**Task goal:**
Every line containing the word "subtitle" must be pulled from the records.

Dataset rows describing interfaces:
"""

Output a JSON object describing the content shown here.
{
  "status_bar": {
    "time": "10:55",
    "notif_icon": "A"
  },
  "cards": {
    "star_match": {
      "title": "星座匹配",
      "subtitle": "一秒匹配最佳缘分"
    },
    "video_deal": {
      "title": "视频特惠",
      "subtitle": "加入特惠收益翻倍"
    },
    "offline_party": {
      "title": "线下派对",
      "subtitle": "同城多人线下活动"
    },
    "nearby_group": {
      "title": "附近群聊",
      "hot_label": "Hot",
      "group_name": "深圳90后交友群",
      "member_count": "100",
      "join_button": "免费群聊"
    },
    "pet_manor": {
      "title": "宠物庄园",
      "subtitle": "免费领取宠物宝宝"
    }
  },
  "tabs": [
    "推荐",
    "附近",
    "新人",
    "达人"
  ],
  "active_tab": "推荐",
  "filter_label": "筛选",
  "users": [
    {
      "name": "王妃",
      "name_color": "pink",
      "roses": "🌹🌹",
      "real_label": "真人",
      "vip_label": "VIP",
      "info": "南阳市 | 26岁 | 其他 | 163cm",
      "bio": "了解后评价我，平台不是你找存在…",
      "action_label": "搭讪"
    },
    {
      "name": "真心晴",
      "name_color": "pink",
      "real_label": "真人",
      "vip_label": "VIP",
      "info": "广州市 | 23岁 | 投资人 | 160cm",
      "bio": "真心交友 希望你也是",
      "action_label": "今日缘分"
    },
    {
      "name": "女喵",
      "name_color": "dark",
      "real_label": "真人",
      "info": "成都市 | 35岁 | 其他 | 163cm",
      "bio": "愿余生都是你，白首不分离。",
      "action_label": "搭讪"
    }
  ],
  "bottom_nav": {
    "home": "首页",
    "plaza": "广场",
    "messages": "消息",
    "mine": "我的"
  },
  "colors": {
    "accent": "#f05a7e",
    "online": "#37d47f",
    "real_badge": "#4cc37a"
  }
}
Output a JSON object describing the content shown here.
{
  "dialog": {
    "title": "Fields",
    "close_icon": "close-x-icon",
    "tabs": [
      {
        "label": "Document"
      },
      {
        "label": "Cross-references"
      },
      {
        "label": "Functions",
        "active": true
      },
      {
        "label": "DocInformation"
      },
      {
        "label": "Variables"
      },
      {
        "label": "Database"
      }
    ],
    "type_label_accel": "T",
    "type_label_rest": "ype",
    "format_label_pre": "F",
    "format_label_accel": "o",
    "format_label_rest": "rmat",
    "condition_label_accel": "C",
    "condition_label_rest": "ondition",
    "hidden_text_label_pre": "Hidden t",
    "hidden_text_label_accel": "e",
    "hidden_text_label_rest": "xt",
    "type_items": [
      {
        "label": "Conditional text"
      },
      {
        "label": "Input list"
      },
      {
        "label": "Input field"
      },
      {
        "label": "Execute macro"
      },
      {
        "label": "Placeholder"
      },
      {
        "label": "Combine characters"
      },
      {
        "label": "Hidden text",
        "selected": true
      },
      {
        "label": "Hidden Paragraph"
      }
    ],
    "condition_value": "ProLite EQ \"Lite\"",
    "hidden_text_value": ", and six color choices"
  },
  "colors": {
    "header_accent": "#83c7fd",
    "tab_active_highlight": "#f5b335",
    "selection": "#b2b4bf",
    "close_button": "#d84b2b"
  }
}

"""

**Exercise response:**
      "subtitle": "一秒匹配最佳缘分"
      "subtitle": "加入特惠收益翻倍"
      "subtitle": "同城多人线下活动"
      "subtitle": "免费领取宠物宝宝"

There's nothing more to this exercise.